Online retailer ASOS found itself in hot water with some shoppers this week over its Halloween merchandise, which included bindis, a traditional Hindu decoration that goes on the forehead.
The bindis, which are sold by the company In Your Dreams, were quickly pulled from the ASOS website, according to a spokesperson who told the Huffington Post UK, "In Your Dreams is one of the brands available on ASOS.com. It is never our intention to knowingly offend anyone, therefore these products will be removed from ASOS.com."
ASOS also tweeted out a response to one of the concerned shoppers.
The bindi accessories are no longer available on the site, but are still for sale on the website for In Your Dreams. Up until just before the backlash on Twitter, the company had been promoting the rhinestone accessories and tagging ASOS online.
The words on everyone's lips: The swift response from ASOS is a remarkable example of how retailers are now operating in an age where shoppers are quick to call out about "cultural appropriation."

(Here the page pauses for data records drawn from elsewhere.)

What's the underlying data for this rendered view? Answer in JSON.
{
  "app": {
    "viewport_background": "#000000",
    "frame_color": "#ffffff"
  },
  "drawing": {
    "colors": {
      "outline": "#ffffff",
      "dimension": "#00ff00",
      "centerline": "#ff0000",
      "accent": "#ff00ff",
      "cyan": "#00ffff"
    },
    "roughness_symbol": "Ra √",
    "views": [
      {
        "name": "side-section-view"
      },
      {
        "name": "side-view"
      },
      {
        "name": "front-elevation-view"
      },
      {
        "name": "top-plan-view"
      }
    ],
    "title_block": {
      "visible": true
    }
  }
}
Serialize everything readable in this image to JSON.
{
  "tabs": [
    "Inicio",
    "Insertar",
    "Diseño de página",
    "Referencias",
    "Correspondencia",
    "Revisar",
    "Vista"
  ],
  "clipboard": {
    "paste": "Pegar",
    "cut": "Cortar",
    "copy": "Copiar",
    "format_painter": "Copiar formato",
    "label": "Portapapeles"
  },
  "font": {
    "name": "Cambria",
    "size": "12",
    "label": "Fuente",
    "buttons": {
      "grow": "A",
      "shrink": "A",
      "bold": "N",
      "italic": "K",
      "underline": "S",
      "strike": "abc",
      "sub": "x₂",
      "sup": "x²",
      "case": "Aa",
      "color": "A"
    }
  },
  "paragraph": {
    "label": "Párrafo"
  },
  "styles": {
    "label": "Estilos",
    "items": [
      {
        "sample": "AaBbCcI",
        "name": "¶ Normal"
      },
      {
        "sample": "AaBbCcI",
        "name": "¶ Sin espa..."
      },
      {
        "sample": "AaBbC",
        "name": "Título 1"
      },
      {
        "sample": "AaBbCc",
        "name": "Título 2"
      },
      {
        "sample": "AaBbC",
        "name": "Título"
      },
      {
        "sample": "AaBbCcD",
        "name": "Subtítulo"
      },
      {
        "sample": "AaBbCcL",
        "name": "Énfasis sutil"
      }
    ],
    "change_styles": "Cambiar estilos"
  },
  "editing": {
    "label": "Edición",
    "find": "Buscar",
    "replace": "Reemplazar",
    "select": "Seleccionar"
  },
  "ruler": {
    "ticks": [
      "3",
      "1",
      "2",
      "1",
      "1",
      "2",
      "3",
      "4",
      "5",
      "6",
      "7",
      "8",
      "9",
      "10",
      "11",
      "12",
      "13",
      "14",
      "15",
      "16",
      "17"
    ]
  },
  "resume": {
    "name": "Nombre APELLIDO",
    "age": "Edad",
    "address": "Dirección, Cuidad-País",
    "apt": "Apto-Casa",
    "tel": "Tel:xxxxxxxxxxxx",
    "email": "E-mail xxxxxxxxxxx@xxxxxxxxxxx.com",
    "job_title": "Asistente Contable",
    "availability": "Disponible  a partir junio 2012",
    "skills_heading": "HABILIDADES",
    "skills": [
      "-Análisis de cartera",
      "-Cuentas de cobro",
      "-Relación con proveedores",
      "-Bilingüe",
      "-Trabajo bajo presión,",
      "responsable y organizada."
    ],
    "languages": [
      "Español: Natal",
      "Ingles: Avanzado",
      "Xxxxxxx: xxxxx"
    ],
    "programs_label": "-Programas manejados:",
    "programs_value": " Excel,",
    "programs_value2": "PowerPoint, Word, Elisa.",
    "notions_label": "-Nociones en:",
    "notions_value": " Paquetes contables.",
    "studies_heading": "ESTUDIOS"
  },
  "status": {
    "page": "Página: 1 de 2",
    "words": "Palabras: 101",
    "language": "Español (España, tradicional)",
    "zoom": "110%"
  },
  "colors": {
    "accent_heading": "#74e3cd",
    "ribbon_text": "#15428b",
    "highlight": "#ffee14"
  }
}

At its core, cultural appropriation refers to the taking of a tradition or aesthetic out of its original cultural context. As a concept, it's not new; and there are certain instances of it that are more apparently egregious (the Native American feather headdress being the most prominent example).
But lately, instances and accusations of appropriation are more common than ever, often cited by online shoppers who take a critical eye to high-end designers and mainstream retailers alike. That has succeeded in starting conversations about cultural appreciation and drawing attention to artisans and traditions typically overlooked, such as Native American designers. But it's also succeeded in stirring up what Quartz's Jenni Avins dubbed "the cultural appropriation police."
"As we watch artists and celebrities being pilloried and called racist, it's hard not to fear the reach of the cultural appropriation police, who jealously track who 'owns' what and instantly jump on transgressors," she wrote.
The bindi, rooted in Hindu tradition in India, is a body decoration, one that's popped up on foreheads and music festivals and in pop videos. In 2013, Hindu leaders asked for an apology from Selena Gomez after she wore a glittery bindi — much like the ones offered on ASOS — on stage at the MTV Movie Awards.
However there are those who don't regard wearing the bindi a crime on the level of appropriation. As certain Hindu writers have pointed out, the bindi's religious connotation has shifted over the years.
"Indians appreciated the beauty of a bindi and brought it into the world of fashion several decades ago," Anjali Joshi wrote at the Huffington Post UK. "The single red dot that once was, transformed into a multitude of colors and shapes embellished with all the glitz and glamor that is inherent in Bollywood."
Whether an item is definitively appropriated or not, the current climate for fashion designers and retailers is one in which passionate shoppers and Twitter users are keeping a close watch — and in which Halloween costumes should probably tread lightly.
Mic has reached out to ASOS and In Your Dreams and will update with any comments.